____ DATA FOR THE TASK

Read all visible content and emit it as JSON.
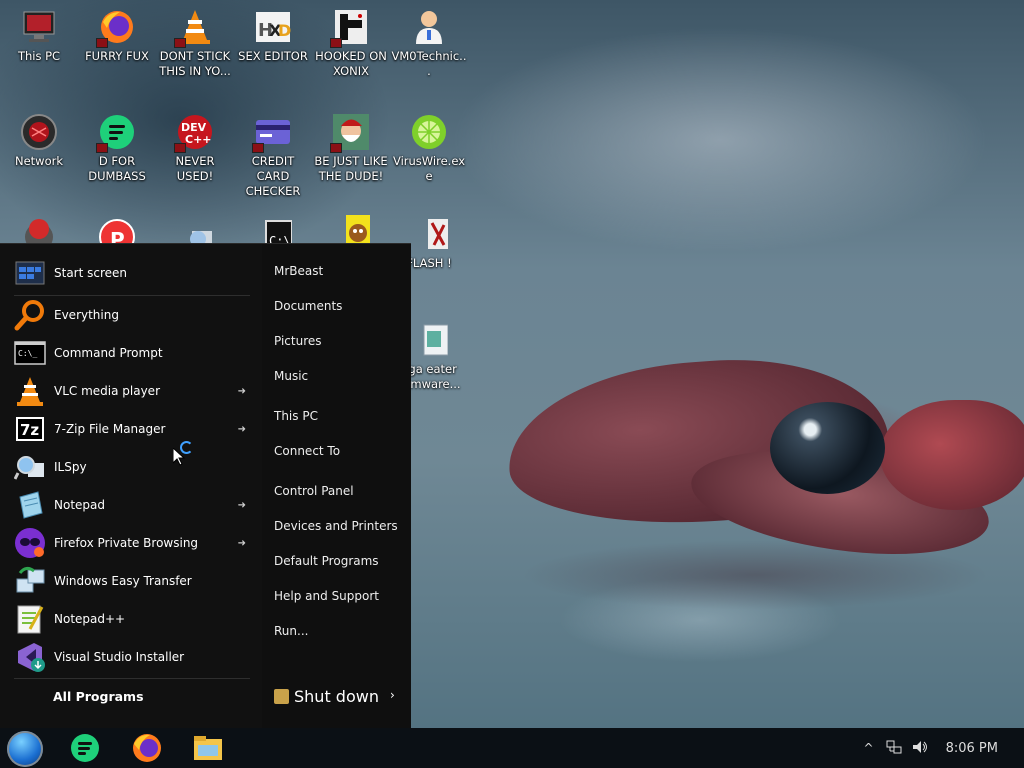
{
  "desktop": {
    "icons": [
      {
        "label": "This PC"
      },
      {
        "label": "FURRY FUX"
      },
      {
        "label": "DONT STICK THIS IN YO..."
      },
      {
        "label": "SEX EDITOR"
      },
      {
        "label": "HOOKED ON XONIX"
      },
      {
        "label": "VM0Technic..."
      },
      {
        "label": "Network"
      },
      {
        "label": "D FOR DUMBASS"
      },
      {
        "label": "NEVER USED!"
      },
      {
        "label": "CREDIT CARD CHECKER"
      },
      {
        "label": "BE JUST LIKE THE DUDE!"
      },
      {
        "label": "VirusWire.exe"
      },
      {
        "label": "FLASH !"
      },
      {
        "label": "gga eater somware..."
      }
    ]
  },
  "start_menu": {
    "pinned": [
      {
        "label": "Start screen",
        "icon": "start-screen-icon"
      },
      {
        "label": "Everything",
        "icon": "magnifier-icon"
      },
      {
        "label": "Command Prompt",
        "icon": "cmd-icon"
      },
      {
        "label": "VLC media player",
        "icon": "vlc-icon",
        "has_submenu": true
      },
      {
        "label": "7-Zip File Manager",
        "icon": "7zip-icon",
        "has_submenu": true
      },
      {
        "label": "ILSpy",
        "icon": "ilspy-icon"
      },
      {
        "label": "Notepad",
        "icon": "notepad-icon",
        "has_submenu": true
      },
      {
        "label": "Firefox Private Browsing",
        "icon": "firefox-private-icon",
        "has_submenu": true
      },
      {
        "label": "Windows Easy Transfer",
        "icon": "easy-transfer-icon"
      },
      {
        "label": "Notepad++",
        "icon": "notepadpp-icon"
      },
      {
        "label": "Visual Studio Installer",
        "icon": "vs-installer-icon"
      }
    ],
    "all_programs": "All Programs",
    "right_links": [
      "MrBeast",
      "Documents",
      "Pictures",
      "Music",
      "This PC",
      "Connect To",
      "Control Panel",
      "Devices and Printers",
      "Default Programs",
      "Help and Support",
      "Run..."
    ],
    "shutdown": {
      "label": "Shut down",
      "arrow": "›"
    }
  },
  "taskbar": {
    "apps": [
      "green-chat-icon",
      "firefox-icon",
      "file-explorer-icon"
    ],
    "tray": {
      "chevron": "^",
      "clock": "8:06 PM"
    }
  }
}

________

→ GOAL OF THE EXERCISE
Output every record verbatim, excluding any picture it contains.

→ FINAL ANSWER
Read all visible content and emit it as JSON.
{
  "desktop": {
    "icons": [
      {
        "label": "This PC"
      },
      {
        "label": "FURRY FUX"
      },
      {
        "label": "DONT STICK THIS IN YO..."
      },
      {
        "label": "SEX EDITOR"
      },
      {
        "label": "HOOKED ON XONIX"
      },
      {
        "label": "VM0Technic..."
      },
      {
        "label": "Network"
      },
      {
        "label": "D FOR DUMBASS"
      },
      {
        "label": "NEVER USED!"
      },
      {
        "label": "CREDIT CARD CHECKER"
      },
      {
        "label": "BE JUST LIKE THE DUDE!"
      },
      {
        "label": "VirusWire.exe"
      },
      {
        "label": "FLASH !"
      },
      {
        "label": "gga eater somware..."
      }
    ]
  },
  "start_menu": {
    "pinned": [
      {
        "label": "Start screen",
        "icon": "start-screen-icon"
      },
      {
        "label": "Everything",
        "icon": "magnifier-icon"
      },
      {
        "label": "Command Prompt",
        "icon": "cmd-icon"
      },
      {
        "label": "VLC media player",
        "icon": "vlc-icon",
        "has_submenu": true
      },
      {
        "label": "7-Zip File Manager",
        "icon": "7zip-icon",
        "has_submenu": true
      },
      {
        "label": "ILSpy",
        "icon": "ilspy-icon"
      },
      {
        "label": "Notepad",
        "icon": "notepad-icon",
        "has_submenu": true
      },
      {
        "label": "Firefox Private Browsing",
        "icon": "firefox-private-icon",
        "has_submenu": true
      },
      {
        "label": "Windows Easy Transfer",
        "icon": "easy-transfer-icon"
      },
      {
        "label": "Notepad++",
        "icon": "notepadpp-icon"
      },
      {
        "label": "Visual Studio Installer",
        "icon": "vs-installer-icon"
      }
    ],
    "all_programs": "All Programs",
    "right_links": [
      "MrBeast",
      "Documents",
      "Pictures",
      "Music",
      "This PC",
      "Connect To",
      "Control Panel",
      "Devices and Printers",
      "Default Programs",
      "Help and Support",
      "Run..."
    ],
    "shutdown": {
      "label": "Shut down",
      "arrow": "›"
    }
  },
  "taskbar": {
    "apps": [
      "green-chat-icon",
      "firefox-icon",
      "file-explorer-icon"
    ],
    "tray": {
      "chevron": "^",
      "clock": "8:06 PM"
    }
  }
}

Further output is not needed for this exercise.